**Task description:** Since the pictures are not wanted, copy only the text of every record exactly.
+===+
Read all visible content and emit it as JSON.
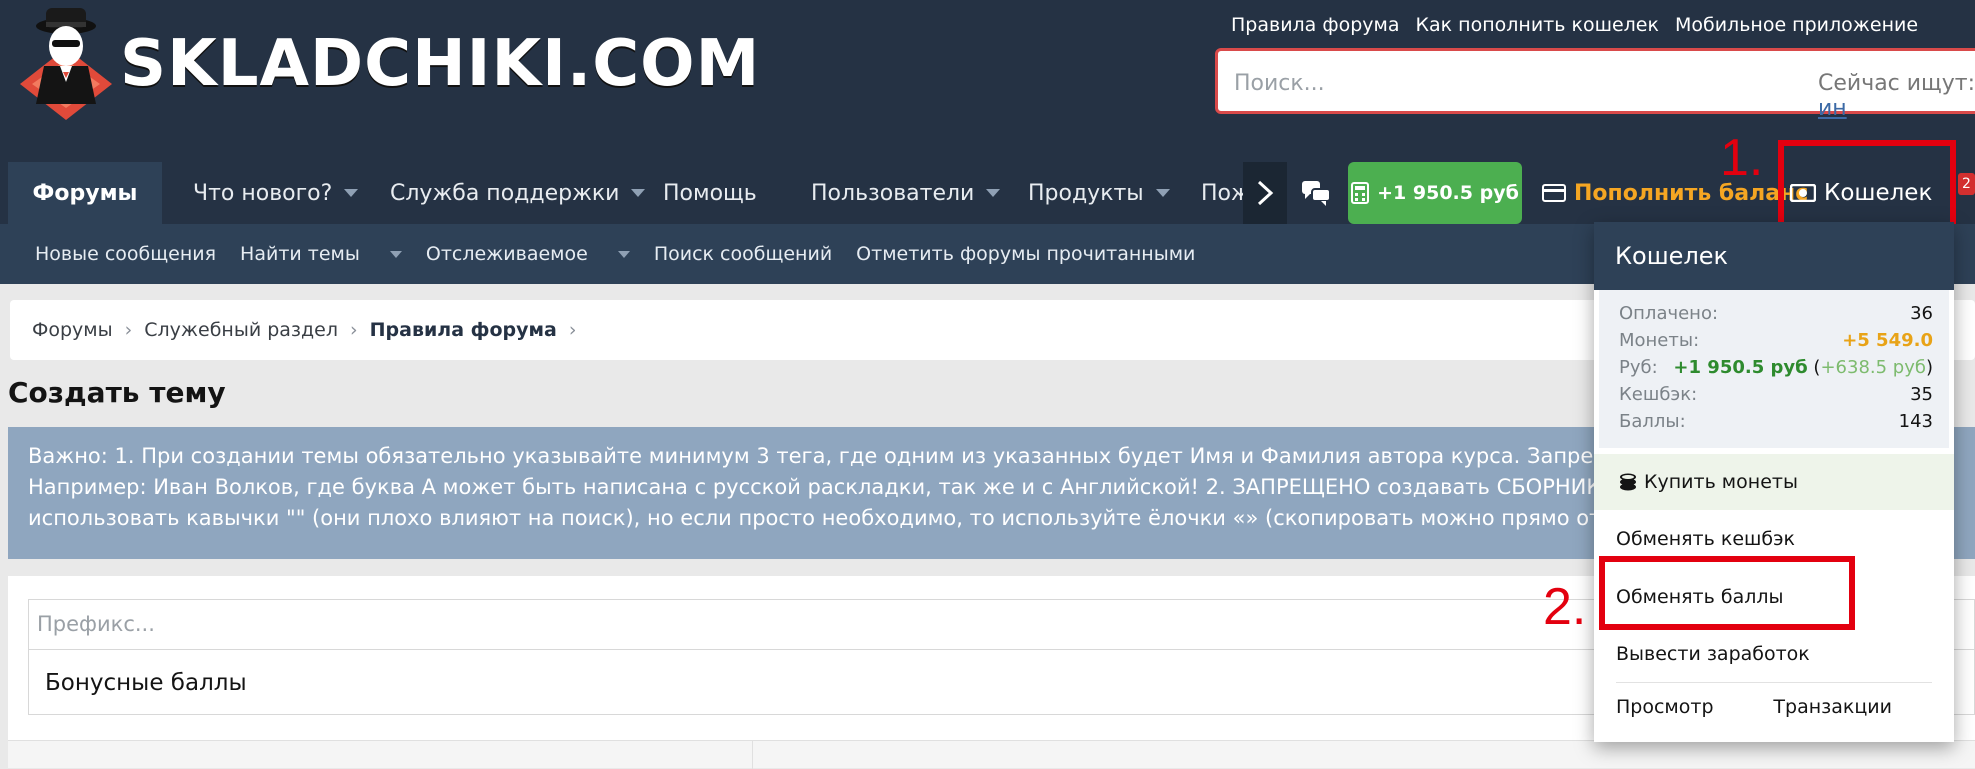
{
  "logo": {
    "text": "SKLADCHIKI.COM"
  },
  "top_links": [
    "Правила форума",
    "Как пополнить кошелек",
    "Мобильное приложение"
  ],
  "search": {
    "placeholder": "Поиск...",
    "now_searching_label": "Сейчас ищут:",
    "now_searching_value": "ин"
  },
  "nav": {
    "tabs": [
      "Форумы",
      "Что нового?",
      "Служба поддержки",
      "Помощь",
      "Пользователи",
      "Продукты",
      "Пож"
    ],
    "balance": "+1 950.5 руб",
    "topup": "Пополнить баланс",
    "wallet": "Кошелек",
    "badge": "2"
  },
  "subnav": [
    "Новые сообщения",
    "Найти темы",
    "Отслеживаемое",
    "Поиск сообщений",
    "Отметить форумы прочитанными"
  ],
  "breadcrumb": [
    "Форумы",
    "Служебный раздел",
    "Правила форума"
  ],
  "page_title": "Создать тему",
  "notice": {
    "lines": [
      "Важно: 1. При создании темы обязательно указывайте минимум 3 тега, где одним из указанных будет Имя и Фамилия автора курса. Запрещено писать",
      "Например: Иван Волков, где буква А может быть написана с русской раскладки, так же и с Английской! 2. ЗАПРЕЩЕНО создавать СБОРНИКИ складчин",
      "использовать кавычки \"\" (они плохо влияют на поиск), но если просто необходимо, то используйте ёлочки «» (скопировать можно прямо отсюда)"
    ]
  },
  "form": {
    "prefix_placeholder": "Префикс...",
    "title_value": "Бонусные баллы"
  },
  "wallet_dropdown": {
    "title": "Кошелек",
    "stats": {
      "paid_label": "Оплачено:",
      "paid_value": "36",
      "coins_label": "Монеты:",
      "coins_value": "+5 549.0",
      "rub_label": "Руб:",
      "rub_value": "+1 950.5 руб",
      "rub_extra": "+638.5 руб",
      "cashback_label": "Кешбэк:",
      "cashback_value": "35",
      "points_label": "Баллы:",
      "points_value": "143"
    },
    "items": [
      "Купить монеты",
      "Обменять кешбэк",
      "Обменять баллы",
      "Вывести заработок"
    ],
    "footer": [
      "Просмотр",
      "Транзакции"
    ]
  },
  "annotations": {
    "step1": "1.",
    "step2": "2."
  },
  "colors": {
    "header": "#253244",
    "subnav": "#2e4157",
    "accent_green": "#4caf50",
    "accent_gold": "#f5a623",
    "highlight_red": "#e3000f",
    "notice": "#8fa6bf"
  }
}
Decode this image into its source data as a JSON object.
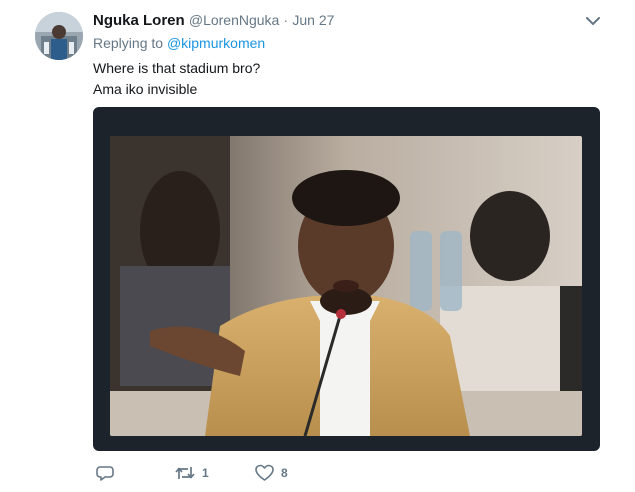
{
  "tweet": {
    "author_name": "Nguka Loren",
    "author_handle": "@LorenNguka",
    "separator": "·",
    "timestamp": "Jun 27",
    "replying_prefix": "Replying to",
    "replying_to": "@kipmurkomen",
    "text_lines": [
      "Where is that stadium bro?",
      "Ama iko invisible"
    ],
    "retweet_count": "1",
    "like_count": "8"
  },
  "icons": {
    "more": "chevron-down-icon",
    "reply": "reply-icon",
    "retweet": "retweet-icon",
    "like": "heart-icon"
  },
  "colors": {
    "link": "#1b95e0",
    "secondary_text": "#657786",
    "primary_text": "#14171a",
    "media_background": "#1c232b"
  }
}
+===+
**Answer to this task:**
Read all visible content and emit it as JSON.
{
  "logo": {
    "text": "SKLADCHIKI.COM"
  },
  "top_links": [
    "Правила форума",
    "Как пополнить кошелек",
    "Мобильное приложение"
  ],
  "search": {
    "placeholder": "Поиск...",
    "now_searching_label": "Сейчас ищут:",
    "now_searching_value": "ин"
  },
  "nav": {
    "tabs": [
      "Форумы",
      "Что нового?",
      "Служба поддержки",
      "Помощь",
      "Пользователи",
      "Продукты",
      "Пож"
    ],
    "balance": "+1 950.5 руб",
    "topup": "Пополнить баланс",
    "wallet": "Кошелек",
    "badge": "2"
  },
  "subnav": [
    "Новые сообщения",
    "Найти темы",
    "Отслеживаемое",
    "Поиск сообщений",
    "Отметить форумы прочитанными"
  ],
  "breadcrumb": [
    "Форумы",
    "Служебный раздел",
    "Правила форума"
  ],
  "page_title": "Создать тему",
  "notice": {
    "lines": [
      "Важно: 1. При создании темы обязательно указывайте минимум 3 тега, где одним из указанных будет Имя и Фамилия автора курса. Запрещено писать",
      "Например: Иван Волков, где буква А может быть написана с русской раскладки, так же и с Английской! 2. ЗАПРЕЩЕНО создавать СБОРНИКИ складчин",
      "использовать кавычки \"\" (они плохо влияют на поиск), но если просто необходимо, то используйте ёлочки «» (скопировать можно прямо отсюда)"
    ]
  },
  "form": {
    "prefix_placeholder": "Префикс...",
    "title_value": "Бонусные баллы"
  },
  "wallet_dropdown": {
    "title": "Кошелек",
    "stats": {
      "paid_label": "Оплачено:",
      "paid_value": "36",
      "coins_label": "Монеты:",
      "coins_value": "+5 549.0",
      "rub_label": "Руб:",
      "rub_value": "+1 950.5 руб",
      "rub_extra": "+638.5 руб",
      "cashback_label": "Кешбэк:",
      "cashback_value": "35",
      "points_label": "Баллы:",
      "points_value": "143"
    },
    "items": [
      "Купить монеты",
      "Обменять кешбэк",
      "Обменять баллы",
      "Вывести заработок"
    ],
    "footer": [
      "Просмотр",
      "Транзакции"
    ]
  },
  "annotations": {
    "step1": "1.",
    "step2": "2."
  },
  "colors": {
    "header": "#253244",
    "subnav": "#2e4157",
    "accent_green": "#4caf50",
    "accent_gold": "#f5a623",
    "highlight_red": "#e3000f",
    "notice": "#8fa6bf"
  }
}
Decode this image into its source data as a JSON object.
{
  "tweet": {
    "author_name": "Nguka Loren",
    "author_handle": "@LorenNguka",
    "separator": "·",
    "timestamp": "Jun 27",
    "replying_prefix": "Replying to",
    "replying_to": "@kipmurkomen",
    "text_lines": [
      "Where is that stadium bro?",
      "Ama iko invisible"
    ],
    "retweet_count": "1",
    "like_count": "8"
  },
  "icons": {
    "more": "chevron-down-icon",
    "reply": "reply-icon",
    "retweet": "retweet-icon",
    "like": "heart-icon"
  },
  "colors": {
    "link": "#1b95e0",
    "secondary_text": "#657786",
    "primary_text": "#14171a",
    "media_background": "#1c232b"
  }
}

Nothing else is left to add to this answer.